WHAT THE TASK ASKS
Within the records below, find each line with the word "handle" and copy it out.

SUPPLIED DATA
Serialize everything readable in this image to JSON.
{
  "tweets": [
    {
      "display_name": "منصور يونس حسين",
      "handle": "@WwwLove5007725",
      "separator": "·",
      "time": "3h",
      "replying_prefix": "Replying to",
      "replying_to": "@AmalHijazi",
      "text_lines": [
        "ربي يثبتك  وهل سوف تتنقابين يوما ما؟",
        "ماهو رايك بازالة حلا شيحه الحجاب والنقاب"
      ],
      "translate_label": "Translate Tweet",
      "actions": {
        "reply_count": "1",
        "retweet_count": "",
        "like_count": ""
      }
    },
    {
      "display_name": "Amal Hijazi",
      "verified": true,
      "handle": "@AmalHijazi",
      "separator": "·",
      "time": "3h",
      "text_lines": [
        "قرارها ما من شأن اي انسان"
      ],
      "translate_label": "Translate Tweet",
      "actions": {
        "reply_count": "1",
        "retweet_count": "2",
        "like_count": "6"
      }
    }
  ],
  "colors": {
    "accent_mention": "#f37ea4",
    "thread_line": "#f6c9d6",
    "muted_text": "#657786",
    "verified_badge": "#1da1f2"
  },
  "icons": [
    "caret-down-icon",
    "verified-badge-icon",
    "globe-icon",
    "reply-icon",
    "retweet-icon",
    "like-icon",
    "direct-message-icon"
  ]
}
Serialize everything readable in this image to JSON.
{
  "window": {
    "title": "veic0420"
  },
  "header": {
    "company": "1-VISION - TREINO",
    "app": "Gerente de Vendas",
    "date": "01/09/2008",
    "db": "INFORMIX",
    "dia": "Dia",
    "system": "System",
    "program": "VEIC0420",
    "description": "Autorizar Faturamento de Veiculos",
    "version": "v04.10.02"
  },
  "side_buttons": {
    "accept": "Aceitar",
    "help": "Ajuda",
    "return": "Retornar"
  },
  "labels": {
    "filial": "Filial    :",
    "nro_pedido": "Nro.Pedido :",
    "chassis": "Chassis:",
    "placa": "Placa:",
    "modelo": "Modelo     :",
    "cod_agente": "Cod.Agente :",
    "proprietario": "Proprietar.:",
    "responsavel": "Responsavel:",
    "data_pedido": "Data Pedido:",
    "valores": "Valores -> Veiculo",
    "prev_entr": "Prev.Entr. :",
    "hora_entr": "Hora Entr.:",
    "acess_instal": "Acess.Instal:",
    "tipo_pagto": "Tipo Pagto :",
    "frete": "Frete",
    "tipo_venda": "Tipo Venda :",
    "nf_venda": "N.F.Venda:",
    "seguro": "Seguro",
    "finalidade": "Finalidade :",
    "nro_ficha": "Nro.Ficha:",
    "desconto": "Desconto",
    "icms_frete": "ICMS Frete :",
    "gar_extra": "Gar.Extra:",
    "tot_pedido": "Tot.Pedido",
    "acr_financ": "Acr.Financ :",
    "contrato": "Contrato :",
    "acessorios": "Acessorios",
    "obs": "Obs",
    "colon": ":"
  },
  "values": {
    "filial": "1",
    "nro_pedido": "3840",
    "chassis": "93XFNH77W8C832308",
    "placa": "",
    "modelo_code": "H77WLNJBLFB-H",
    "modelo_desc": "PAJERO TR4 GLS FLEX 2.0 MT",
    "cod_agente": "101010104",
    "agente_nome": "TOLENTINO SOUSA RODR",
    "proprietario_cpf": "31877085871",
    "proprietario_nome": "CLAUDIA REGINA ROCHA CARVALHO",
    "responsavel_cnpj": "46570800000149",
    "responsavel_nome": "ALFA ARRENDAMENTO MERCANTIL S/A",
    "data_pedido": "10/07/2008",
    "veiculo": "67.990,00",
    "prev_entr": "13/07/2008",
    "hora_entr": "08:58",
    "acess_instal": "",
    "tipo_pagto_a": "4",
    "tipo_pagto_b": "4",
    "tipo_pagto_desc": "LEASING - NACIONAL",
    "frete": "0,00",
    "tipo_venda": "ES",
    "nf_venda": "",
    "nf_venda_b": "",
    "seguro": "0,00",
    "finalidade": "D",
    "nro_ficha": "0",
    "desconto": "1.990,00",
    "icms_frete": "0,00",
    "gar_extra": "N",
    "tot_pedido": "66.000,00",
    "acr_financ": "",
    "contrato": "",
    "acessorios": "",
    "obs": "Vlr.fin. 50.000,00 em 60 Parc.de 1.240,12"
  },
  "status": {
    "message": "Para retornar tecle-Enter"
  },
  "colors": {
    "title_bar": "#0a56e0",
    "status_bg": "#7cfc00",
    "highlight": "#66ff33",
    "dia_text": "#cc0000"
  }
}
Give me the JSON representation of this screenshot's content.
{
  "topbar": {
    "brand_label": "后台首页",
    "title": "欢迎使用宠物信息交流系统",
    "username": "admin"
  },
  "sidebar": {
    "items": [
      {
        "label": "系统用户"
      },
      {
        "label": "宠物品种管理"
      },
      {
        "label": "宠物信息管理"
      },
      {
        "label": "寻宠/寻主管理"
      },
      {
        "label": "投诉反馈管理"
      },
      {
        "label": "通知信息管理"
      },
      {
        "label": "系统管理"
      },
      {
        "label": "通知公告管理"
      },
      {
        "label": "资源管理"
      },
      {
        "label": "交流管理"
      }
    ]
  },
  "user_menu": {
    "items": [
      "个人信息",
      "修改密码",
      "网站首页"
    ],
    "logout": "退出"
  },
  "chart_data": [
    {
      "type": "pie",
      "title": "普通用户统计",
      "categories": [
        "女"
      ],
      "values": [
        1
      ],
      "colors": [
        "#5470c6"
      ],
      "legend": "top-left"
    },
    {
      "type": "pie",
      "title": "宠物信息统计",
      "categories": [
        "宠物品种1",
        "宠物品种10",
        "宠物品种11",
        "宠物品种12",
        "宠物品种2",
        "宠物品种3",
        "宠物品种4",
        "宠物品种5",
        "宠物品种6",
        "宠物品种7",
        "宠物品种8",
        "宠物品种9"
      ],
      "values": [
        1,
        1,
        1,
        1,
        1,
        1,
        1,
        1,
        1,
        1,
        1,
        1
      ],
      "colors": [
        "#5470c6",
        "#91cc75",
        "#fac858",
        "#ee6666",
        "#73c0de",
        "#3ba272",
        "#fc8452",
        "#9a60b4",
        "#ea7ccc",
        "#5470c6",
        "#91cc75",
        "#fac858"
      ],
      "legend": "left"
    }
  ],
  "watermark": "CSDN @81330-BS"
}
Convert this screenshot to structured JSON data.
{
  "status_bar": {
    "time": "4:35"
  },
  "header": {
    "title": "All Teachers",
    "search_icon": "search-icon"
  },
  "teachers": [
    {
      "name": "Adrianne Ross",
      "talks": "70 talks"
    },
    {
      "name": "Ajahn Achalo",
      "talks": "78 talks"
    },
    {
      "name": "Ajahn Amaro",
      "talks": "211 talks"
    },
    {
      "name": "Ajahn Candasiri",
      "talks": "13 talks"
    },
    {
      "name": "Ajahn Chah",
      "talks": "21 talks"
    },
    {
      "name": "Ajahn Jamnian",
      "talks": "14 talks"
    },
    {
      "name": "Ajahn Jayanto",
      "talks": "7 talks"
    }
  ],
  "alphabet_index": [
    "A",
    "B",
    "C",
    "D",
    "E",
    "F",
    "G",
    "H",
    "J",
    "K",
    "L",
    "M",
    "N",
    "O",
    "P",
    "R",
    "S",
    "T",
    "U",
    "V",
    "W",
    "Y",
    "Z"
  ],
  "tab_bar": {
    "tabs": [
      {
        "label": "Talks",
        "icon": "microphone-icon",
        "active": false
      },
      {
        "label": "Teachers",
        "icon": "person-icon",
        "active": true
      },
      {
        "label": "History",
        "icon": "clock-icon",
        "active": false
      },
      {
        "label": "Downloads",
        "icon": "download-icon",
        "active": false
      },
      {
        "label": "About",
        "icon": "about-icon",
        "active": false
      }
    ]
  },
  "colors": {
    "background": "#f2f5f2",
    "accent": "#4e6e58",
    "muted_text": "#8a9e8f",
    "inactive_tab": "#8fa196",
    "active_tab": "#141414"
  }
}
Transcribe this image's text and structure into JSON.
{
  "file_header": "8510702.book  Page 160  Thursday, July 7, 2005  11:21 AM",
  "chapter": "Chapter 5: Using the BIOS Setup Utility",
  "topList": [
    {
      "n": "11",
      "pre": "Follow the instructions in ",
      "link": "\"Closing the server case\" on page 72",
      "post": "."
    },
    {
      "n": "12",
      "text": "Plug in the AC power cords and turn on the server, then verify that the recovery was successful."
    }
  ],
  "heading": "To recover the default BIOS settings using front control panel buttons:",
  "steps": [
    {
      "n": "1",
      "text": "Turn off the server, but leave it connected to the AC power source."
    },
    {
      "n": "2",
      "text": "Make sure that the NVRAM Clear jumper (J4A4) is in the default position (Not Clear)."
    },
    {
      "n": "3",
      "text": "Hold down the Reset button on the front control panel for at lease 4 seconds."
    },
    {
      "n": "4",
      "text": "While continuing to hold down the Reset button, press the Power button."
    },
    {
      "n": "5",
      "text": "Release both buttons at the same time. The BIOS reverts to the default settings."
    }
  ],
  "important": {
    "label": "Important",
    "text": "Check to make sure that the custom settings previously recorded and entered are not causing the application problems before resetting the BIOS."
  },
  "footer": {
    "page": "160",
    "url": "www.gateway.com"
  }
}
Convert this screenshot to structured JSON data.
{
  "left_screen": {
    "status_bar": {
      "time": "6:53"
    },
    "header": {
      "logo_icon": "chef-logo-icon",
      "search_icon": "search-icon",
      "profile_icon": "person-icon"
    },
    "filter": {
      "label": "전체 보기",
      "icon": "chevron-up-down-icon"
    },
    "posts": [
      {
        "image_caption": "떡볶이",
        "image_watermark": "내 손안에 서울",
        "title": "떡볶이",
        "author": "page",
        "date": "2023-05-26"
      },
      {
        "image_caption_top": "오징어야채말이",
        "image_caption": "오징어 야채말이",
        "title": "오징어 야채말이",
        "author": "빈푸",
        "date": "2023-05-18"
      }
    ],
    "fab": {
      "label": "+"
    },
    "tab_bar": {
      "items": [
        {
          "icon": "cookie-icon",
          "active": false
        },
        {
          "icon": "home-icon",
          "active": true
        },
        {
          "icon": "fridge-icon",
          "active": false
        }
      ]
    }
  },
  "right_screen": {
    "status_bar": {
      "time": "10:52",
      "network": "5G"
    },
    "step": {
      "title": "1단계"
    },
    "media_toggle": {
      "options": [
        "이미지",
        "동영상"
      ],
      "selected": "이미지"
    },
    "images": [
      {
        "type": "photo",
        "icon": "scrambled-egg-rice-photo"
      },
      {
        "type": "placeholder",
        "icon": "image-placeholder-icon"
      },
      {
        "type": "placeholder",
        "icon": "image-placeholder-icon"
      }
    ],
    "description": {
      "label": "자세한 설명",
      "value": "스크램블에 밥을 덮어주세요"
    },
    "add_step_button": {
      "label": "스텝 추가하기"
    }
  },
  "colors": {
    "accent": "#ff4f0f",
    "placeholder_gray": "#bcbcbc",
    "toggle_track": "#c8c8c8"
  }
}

RESPONSE
      "handle": "@WwwLove5007725",
      "handle": "@AmalHijazi",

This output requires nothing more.